Harris used to be additionally once a fierce advocate for anti-truancy regulations that ended in prosecution and even penal advanced time for fogeys whose early life missed too many college days, which critics at the time warned would disproportionately distress low-income communities of coloration. She has since expressed remorse over how the regulations had been applied.
But many Sad voters interviewed in Detroit this week acknowledged they remember no longer been paying mighty consideration to the presidential election, even in the occasion that they disagree with President Trump.
Ten miles north, in Palmer Park, Samyah Haynes, 20, acknowledged she’s no longer “too mighty into politics.” As she region up for her sister’s sixth birthday occasion in Palmer Park, she acknowledged she had most effective heard a little bit bit about Harris. But having a Sad lady on the tag indubitably makes it more animated for her.
“Barack Obama acknowledged it used to be a actual determination and I trust Obama,” she acknowledged.
A community of six moms and aunts gathered nearby staring at their early life lunge every other around and blowing bubbles. One of them, Lindsay Grey, 30, acknowledged she used to be extremely overjoyed to listen to Harris used to be chosen as Biden’s running mate, especially as a Howard University graduate.
“Immediate of Michelle Obama genuinely running for president, I’m enraged” by Harris, acknowledged Grey.
But she scared regarding the role sexism could well perchance play in the election.
“A quantity of males, they excellent are no longer going to vote for a lady, no longer to mention a lady of coloration.” She “bought those inklings” after Clinton’s failed campaign nonetheless she hopes the country has changed since then, especially given the madden in Sad communities in direction of Trump.

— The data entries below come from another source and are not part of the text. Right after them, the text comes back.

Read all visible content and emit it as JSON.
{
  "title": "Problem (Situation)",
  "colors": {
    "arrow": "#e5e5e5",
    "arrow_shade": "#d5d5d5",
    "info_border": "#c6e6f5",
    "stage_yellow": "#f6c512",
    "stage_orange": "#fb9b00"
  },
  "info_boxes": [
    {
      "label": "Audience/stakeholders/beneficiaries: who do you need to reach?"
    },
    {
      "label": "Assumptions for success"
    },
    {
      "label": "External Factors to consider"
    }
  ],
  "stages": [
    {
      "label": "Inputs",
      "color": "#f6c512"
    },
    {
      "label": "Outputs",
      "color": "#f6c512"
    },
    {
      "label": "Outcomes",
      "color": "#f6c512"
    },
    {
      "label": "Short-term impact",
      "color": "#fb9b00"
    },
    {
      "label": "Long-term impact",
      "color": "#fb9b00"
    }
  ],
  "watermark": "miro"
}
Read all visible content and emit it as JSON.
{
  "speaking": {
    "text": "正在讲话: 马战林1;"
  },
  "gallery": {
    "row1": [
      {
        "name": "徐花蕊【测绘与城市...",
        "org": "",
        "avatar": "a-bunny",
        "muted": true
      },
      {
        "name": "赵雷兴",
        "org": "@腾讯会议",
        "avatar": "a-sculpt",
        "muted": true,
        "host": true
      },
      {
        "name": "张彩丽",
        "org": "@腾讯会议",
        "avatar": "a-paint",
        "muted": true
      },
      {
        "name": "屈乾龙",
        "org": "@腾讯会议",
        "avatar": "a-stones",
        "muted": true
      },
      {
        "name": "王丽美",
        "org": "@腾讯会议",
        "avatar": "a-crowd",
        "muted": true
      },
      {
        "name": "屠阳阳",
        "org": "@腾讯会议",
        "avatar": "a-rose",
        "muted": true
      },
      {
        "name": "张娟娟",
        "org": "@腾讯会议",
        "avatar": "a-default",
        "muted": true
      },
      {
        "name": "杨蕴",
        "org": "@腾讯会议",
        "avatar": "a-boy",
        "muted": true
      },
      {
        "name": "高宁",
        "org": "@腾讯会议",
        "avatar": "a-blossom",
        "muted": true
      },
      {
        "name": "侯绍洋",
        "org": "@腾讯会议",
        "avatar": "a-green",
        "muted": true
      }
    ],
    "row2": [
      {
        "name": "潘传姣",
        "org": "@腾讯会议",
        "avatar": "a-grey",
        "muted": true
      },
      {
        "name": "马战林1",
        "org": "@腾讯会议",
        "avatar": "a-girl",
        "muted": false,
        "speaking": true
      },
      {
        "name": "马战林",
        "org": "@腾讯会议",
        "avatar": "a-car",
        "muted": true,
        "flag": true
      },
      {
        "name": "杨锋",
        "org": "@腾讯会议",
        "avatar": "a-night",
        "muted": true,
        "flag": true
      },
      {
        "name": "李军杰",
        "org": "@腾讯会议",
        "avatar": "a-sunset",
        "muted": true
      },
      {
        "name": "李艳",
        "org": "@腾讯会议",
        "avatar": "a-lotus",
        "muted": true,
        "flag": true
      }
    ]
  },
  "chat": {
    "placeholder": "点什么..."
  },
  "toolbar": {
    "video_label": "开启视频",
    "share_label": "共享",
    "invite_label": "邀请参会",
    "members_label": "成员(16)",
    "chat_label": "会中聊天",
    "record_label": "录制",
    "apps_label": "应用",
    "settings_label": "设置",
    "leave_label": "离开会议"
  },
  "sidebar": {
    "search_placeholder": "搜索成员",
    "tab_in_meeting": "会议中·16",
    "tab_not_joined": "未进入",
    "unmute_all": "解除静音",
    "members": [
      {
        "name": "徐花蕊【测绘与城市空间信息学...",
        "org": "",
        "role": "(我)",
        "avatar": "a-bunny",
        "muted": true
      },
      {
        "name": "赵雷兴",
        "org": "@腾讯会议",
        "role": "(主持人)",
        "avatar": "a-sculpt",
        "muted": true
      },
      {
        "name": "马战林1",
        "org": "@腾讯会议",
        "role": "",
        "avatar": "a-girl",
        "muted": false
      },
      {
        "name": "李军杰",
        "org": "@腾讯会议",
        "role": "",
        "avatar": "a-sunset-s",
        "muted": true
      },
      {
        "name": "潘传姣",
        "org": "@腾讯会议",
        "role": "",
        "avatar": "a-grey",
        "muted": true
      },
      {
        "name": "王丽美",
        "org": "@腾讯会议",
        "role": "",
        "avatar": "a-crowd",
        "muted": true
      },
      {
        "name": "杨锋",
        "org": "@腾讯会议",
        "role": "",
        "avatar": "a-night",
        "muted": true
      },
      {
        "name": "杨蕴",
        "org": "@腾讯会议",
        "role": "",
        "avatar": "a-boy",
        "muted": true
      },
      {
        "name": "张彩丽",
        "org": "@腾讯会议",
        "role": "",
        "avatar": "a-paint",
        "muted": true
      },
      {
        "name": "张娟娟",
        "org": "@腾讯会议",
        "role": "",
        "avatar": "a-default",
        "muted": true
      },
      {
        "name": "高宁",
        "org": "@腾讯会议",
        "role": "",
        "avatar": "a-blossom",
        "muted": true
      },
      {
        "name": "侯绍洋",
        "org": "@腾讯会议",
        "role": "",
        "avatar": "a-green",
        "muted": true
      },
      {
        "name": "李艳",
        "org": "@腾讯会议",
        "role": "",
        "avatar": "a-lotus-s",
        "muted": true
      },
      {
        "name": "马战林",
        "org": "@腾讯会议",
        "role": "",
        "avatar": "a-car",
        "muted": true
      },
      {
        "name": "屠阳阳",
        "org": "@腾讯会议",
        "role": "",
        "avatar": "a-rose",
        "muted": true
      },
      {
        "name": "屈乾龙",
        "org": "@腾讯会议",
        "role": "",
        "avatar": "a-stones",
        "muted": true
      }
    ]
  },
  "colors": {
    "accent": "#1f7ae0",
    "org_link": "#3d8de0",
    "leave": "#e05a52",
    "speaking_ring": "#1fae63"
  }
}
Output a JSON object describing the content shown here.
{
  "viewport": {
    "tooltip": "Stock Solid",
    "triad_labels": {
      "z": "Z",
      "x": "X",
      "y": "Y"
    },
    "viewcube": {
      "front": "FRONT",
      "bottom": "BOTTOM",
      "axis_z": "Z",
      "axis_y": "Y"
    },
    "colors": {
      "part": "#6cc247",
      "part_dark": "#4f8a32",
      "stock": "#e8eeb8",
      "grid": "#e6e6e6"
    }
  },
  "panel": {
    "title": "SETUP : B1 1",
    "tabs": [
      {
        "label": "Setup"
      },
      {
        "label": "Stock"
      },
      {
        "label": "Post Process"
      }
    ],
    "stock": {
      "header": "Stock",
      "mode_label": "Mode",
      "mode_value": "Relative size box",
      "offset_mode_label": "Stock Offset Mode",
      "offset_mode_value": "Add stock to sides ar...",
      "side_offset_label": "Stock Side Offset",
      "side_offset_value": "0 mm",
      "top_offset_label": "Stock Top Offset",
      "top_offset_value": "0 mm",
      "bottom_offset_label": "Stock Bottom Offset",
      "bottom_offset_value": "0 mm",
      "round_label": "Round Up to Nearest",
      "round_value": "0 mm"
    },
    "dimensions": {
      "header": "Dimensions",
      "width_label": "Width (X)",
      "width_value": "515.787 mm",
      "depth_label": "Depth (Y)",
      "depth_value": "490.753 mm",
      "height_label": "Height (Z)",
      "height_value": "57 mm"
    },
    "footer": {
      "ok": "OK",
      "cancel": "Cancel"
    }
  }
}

Curenton, though, acknowledged he believes Sad ladies will be crucial to salvage-out-the-vote efforts in November. Their pleasure over Harris, he predicted, could also be a boon for Democrats.
“And if Sad ladies are enraged the Sad males must salvage enraged too. Sad ladies quiet rule the roost if truth learn in the Sad community,” Curenton acknowledged. “Senator Harris, her appointment for the African American community does one part: it says that, okay, we had been suitable. Uncle Joe will answer to us, will strive to enact something for us. He takes us severely. And he did it no longer in phrases, address what enact it’s principal to lose, he’s taken action.”
Ruble and Elmer reported from Detroit.